> Aim of the exercise:
Each line below that contains the word "handle" is to be counted; give only the final number.
* * * * * * *
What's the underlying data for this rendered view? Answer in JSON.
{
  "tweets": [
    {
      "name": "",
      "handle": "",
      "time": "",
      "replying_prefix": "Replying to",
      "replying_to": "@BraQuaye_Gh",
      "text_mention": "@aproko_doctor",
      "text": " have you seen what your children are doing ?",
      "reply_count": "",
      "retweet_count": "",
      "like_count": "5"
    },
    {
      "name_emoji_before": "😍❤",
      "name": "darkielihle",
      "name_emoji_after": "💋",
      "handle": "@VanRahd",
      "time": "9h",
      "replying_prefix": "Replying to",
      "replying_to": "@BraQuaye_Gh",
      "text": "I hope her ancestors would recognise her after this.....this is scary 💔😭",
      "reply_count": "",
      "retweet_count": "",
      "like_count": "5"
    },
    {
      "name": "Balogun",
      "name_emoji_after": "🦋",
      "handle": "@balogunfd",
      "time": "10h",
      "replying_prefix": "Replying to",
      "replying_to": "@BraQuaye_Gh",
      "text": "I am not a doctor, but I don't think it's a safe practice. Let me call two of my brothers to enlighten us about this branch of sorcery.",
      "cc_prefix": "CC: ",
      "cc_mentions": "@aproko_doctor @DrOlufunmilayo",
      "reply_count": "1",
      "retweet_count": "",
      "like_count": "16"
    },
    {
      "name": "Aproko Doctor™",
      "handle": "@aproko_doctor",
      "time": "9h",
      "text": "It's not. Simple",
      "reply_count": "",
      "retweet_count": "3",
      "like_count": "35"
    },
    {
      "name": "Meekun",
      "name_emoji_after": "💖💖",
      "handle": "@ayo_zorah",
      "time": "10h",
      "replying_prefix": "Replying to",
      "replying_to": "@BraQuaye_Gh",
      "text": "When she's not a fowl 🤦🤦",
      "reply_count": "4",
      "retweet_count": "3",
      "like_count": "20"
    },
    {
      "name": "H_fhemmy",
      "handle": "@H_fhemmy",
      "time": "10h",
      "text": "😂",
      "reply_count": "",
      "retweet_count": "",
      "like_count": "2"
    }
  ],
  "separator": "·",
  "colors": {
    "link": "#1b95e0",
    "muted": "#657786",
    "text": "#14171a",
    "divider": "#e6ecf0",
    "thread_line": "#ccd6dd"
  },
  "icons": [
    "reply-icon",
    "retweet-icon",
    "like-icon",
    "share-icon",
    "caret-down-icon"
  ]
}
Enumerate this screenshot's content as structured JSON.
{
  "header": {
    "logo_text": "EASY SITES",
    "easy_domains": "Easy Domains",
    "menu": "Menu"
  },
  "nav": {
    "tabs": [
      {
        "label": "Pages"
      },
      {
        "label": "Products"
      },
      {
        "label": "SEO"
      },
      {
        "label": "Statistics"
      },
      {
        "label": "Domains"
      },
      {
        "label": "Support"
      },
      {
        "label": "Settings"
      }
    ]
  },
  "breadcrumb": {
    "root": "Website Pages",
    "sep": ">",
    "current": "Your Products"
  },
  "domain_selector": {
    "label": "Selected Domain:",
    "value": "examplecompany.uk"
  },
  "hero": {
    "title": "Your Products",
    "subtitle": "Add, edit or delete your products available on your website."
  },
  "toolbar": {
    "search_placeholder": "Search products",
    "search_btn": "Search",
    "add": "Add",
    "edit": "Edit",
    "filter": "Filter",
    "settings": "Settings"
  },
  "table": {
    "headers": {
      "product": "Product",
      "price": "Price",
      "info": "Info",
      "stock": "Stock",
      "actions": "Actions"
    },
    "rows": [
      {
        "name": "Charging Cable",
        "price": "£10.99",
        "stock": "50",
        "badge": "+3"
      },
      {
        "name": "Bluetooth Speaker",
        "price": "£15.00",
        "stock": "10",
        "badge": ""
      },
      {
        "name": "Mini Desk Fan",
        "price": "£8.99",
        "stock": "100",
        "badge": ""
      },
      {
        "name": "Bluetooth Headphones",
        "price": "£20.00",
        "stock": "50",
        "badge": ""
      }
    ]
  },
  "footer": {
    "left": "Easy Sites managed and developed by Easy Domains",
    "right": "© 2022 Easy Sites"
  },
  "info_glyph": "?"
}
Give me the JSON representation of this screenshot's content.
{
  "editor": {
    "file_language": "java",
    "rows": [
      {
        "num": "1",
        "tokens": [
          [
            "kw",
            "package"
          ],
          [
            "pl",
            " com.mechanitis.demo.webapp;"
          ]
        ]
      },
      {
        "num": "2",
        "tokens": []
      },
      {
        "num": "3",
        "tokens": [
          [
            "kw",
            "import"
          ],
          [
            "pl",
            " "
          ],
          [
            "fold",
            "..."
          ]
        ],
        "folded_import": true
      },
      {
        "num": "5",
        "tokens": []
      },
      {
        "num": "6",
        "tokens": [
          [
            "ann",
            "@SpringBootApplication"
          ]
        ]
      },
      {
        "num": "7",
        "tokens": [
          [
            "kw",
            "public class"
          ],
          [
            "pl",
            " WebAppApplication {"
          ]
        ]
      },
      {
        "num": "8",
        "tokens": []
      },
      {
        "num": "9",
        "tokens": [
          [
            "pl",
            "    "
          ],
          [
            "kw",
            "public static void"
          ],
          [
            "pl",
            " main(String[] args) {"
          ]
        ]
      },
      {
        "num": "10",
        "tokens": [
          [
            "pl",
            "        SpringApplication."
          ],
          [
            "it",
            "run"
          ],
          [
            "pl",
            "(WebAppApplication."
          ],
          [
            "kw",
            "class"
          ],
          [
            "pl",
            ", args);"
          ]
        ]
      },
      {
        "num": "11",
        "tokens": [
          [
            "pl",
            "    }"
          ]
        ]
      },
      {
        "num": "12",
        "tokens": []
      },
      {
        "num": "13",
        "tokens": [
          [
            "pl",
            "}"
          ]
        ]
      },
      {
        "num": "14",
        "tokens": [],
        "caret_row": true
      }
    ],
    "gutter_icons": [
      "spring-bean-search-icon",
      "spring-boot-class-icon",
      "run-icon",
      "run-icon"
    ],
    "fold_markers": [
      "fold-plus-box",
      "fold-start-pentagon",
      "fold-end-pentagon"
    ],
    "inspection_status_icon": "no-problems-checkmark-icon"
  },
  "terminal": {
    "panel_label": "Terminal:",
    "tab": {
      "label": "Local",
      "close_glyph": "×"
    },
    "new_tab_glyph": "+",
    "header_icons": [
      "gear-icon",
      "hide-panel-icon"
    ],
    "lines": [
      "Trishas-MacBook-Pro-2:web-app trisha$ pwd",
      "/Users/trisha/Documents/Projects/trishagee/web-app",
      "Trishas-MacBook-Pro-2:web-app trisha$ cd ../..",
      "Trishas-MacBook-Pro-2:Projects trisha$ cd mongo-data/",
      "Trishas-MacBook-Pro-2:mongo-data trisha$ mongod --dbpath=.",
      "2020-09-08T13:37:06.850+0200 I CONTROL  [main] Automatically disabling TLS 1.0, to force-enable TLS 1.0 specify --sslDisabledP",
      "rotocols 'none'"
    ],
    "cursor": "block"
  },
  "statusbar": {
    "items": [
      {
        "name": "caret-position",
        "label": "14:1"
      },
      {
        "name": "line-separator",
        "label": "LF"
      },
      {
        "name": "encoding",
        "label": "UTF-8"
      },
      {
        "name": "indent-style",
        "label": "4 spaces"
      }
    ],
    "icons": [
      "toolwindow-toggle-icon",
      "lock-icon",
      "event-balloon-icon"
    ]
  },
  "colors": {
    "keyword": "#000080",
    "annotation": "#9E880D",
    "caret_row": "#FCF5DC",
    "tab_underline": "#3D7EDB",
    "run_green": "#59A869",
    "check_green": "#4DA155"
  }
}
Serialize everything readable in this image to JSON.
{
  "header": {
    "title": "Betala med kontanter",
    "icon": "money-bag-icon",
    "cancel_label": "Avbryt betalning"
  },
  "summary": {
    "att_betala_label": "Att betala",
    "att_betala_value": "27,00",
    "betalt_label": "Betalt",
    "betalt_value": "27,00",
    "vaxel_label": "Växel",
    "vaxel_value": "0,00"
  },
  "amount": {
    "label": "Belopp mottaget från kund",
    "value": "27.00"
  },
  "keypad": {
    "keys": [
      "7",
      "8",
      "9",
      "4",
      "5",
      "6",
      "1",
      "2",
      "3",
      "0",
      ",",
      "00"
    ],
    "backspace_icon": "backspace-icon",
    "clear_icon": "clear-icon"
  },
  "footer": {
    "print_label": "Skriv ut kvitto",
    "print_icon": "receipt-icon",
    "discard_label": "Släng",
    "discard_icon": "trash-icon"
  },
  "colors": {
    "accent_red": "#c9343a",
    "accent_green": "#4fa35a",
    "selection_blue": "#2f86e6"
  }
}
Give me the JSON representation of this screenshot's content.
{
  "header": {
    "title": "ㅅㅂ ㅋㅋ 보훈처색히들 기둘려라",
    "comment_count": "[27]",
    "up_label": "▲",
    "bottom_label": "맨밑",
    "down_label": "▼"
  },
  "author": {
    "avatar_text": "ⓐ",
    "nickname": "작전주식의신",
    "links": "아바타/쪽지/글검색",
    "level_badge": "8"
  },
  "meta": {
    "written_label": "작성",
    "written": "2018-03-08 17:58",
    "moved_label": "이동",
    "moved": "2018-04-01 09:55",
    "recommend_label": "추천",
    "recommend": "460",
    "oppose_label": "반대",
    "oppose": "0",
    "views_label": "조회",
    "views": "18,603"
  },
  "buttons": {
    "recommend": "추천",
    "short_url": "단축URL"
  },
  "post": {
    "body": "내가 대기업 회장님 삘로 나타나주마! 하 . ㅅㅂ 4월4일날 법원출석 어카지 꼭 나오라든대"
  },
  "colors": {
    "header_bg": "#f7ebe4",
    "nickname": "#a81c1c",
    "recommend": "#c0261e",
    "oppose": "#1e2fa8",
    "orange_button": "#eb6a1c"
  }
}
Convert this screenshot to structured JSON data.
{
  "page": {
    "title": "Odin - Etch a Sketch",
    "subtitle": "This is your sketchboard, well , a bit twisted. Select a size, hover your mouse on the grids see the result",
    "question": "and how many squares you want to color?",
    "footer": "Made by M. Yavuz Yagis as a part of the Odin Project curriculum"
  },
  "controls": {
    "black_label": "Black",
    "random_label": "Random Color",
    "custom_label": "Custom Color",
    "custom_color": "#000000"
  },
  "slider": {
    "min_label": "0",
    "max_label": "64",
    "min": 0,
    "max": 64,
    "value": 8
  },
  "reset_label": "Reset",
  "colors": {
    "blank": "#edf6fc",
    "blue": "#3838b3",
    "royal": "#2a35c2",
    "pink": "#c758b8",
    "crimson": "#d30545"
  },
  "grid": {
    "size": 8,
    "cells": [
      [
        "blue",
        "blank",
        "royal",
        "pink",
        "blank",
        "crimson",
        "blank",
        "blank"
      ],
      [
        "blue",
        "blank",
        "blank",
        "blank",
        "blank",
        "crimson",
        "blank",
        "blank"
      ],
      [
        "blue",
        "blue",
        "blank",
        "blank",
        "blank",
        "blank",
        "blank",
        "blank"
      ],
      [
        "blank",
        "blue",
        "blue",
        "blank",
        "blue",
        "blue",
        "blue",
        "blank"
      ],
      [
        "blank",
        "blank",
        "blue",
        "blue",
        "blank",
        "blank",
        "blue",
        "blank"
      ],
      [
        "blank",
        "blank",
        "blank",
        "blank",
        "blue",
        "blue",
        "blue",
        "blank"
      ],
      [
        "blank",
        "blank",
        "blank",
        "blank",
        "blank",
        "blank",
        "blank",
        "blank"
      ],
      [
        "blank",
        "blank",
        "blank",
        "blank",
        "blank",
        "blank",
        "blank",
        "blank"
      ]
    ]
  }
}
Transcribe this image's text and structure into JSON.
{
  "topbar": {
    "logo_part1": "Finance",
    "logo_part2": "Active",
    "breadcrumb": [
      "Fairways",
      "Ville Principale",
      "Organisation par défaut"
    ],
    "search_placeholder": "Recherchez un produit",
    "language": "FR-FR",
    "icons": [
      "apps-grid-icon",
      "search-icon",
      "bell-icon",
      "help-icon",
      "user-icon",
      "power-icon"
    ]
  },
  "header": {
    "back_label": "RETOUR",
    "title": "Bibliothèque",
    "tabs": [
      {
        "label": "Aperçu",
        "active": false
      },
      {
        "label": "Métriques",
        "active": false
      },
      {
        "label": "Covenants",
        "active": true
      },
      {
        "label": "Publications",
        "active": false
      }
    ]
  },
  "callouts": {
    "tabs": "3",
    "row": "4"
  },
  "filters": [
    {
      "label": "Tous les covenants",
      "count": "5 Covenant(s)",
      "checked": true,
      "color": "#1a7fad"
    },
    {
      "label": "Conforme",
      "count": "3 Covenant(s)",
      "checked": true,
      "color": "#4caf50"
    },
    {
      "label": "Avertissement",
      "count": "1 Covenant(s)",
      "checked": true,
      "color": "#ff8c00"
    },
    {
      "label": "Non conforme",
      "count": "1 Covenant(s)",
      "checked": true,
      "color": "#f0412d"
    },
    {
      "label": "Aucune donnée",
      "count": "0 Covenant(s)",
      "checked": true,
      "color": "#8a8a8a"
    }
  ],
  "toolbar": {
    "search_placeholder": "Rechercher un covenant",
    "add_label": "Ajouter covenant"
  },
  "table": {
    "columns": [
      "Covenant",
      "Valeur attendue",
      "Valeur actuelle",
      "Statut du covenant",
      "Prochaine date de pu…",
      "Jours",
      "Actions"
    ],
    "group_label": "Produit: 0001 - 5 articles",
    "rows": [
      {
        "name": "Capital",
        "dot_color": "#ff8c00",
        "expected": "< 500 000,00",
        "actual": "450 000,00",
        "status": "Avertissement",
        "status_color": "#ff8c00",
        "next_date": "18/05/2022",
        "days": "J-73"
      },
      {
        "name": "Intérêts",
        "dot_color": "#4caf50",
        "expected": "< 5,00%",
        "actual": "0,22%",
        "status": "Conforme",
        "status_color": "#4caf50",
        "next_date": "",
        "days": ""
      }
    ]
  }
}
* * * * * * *
> Solution to the exercise:
6